◆ Exercise details ◆
Exactly reproduce the line that contains "Output a JSON" and all lines after it in the entries below, through the very last line.

Records from a dataset:
========

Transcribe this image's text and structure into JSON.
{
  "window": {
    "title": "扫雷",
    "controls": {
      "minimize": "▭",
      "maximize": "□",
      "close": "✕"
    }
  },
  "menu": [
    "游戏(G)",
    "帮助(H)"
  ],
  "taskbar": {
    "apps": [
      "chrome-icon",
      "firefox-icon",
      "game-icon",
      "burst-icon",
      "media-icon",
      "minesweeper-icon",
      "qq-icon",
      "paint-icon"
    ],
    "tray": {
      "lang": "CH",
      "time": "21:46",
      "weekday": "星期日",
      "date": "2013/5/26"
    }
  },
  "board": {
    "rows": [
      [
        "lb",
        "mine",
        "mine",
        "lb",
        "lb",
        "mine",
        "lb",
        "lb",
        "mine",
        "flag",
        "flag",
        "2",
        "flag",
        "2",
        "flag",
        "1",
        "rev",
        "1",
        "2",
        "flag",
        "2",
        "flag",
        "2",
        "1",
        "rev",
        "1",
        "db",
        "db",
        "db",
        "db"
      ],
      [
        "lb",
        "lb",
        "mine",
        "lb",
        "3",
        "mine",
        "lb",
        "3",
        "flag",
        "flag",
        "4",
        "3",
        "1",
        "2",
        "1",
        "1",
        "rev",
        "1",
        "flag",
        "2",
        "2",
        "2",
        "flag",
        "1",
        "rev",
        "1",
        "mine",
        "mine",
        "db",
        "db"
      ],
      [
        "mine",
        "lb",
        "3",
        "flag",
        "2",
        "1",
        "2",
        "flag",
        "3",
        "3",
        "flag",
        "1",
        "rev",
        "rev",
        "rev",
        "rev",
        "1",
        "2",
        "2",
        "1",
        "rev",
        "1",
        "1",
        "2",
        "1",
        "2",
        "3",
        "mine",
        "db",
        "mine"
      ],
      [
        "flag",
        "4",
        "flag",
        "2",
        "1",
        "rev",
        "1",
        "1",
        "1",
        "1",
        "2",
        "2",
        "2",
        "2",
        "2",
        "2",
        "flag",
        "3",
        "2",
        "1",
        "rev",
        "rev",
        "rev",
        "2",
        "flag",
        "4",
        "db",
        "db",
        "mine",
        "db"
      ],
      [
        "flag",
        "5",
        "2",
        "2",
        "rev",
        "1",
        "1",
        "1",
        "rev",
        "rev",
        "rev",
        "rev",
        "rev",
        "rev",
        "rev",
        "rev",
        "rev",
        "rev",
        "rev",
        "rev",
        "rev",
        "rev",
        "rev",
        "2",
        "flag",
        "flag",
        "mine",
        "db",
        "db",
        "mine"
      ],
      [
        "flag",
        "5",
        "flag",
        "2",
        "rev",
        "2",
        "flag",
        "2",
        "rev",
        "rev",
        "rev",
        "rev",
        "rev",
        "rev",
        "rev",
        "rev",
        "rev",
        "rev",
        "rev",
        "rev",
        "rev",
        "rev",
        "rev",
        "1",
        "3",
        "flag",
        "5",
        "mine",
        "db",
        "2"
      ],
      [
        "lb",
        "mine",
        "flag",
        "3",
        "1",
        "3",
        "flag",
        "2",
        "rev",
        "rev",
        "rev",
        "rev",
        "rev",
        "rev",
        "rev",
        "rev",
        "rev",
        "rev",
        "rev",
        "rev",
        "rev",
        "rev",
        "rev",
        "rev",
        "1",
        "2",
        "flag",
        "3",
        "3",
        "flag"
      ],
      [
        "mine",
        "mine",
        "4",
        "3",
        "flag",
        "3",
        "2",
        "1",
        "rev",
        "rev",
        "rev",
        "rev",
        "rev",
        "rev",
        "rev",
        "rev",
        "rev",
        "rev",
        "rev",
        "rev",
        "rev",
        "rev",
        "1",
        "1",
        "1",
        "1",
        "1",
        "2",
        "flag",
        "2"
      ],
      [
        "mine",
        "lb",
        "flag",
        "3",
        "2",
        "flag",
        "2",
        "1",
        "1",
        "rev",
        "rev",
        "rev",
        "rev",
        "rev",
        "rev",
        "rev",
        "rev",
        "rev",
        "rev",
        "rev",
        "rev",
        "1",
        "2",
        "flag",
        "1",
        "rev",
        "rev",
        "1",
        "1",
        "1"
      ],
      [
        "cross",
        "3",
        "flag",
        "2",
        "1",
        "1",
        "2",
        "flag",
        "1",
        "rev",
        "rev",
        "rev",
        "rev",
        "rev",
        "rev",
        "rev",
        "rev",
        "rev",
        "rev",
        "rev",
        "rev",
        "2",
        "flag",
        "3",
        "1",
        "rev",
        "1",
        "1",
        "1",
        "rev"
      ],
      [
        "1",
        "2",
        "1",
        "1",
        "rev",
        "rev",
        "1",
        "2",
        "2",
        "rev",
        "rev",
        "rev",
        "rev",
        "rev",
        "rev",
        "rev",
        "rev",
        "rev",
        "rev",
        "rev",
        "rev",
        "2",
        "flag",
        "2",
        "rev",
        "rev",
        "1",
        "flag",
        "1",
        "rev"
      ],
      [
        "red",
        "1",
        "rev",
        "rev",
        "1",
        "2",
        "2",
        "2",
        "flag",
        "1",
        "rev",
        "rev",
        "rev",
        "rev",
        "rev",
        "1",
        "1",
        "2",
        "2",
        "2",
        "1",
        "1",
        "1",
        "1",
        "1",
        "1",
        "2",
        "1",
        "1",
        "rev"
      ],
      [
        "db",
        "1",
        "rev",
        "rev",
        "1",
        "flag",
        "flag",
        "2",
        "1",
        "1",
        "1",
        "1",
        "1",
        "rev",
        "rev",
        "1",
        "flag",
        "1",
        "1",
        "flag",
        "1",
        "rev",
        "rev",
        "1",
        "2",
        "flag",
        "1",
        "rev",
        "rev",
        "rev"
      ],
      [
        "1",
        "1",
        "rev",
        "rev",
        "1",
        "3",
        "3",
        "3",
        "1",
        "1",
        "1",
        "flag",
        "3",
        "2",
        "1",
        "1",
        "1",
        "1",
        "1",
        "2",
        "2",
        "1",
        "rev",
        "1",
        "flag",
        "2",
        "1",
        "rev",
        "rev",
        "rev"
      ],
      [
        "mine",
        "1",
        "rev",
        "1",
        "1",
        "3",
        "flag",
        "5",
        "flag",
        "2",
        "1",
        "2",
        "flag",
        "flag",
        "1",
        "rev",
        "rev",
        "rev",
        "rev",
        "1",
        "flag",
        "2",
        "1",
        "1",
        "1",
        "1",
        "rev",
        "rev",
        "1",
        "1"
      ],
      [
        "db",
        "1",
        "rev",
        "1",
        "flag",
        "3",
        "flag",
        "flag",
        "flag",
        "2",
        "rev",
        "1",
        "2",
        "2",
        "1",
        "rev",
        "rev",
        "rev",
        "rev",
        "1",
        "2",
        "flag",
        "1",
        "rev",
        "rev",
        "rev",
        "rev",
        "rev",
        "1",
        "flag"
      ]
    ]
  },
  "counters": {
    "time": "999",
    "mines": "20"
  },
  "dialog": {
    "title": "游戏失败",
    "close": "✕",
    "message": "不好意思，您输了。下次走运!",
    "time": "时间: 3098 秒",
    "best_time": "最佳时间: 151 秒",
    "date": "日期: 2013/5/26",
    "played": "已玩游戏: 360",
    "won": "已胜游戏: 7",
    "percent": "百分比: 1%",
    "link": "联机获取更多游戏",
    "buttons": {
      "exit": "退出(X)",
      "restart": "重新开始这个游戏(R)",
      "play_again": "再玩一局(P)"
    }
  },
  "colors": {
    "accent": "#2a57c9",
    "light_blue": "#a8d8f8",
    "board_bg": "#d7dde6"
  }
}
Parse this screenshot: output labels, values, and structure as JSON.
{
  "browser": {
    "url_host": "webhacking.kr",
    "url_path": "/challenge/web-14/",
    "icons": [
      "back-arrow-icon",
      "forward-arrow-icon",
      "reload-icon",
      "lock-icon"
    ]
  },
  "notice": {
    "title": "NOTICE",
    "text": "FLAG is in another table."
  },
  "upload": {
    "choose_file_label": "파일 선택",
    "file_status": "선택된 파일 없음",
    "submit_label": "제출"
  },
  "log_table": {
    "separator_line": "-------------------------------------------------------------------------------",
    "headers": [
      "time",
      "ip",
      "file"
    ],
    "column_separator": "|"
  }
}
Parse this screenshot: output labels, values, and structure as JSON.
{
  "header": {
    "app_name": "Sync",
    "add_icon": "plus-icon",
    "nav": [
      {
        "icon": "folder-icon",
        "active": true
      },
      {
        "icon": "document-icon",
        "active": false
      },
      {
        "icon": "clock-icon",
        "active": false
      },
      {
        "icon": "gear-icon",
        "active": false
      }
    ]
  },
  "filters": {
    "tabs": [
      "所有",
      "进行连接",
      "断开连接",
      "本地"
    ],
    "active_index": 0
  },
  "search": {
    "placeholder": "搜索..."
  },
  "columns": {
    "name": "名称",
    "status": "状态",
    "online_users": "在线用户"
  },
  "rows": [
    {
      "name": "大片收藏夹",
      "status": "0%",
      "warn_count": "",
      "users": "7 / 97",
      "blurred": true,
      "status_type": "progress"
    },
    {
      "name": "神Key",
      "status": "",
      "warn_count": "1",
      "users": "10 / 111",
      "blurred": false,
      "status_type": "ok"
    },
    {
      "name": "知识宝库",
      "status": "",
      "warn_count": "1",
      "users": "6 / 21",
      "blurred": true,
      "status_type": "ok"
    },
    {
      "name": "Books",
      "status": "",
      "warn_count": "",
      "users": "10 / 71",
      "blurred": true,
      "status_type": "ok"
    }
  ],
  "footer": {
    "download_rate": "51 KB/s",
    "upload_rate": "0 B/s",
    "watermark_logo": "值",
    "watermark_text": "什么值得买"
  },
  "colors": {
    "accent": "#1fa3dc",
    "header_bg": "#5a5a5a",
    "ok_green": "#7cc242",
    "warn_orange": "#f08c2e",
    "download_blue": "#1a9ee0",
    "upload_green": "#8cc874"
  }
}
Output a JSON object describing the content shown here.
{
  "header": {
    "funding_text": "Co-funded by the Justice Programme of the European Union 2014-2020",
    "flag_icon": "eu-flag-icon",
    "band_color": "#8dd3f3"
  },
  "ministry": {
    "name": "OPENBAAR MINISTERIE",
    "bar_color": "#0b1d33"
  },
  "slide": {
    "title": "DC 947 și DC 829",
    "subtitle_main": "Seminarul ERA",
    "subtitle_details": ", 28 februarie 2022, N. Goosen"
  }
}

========

◆ Answer to the problem ◆
Output a JSON object describing the content shown here.
{
  "header": {
    "funding_text": "Co-funded by the Justice Programme of the European Union 2014-2020",
    "flag_icon": "eu-flag-icon",
    "band_color": "#8dd3f3"
  },
  "ministry": {
    "name": "OPENBAAR MINISTERIE",
    "bar_color": "#0b1d33"
  },
  "slide": {
    "title": "DC 947 și DC 829",
    "subtitle_main": "Seminarul ERA",
    "subtitle_details": ", 28 februarie 2022, N. Goosen"
  }
}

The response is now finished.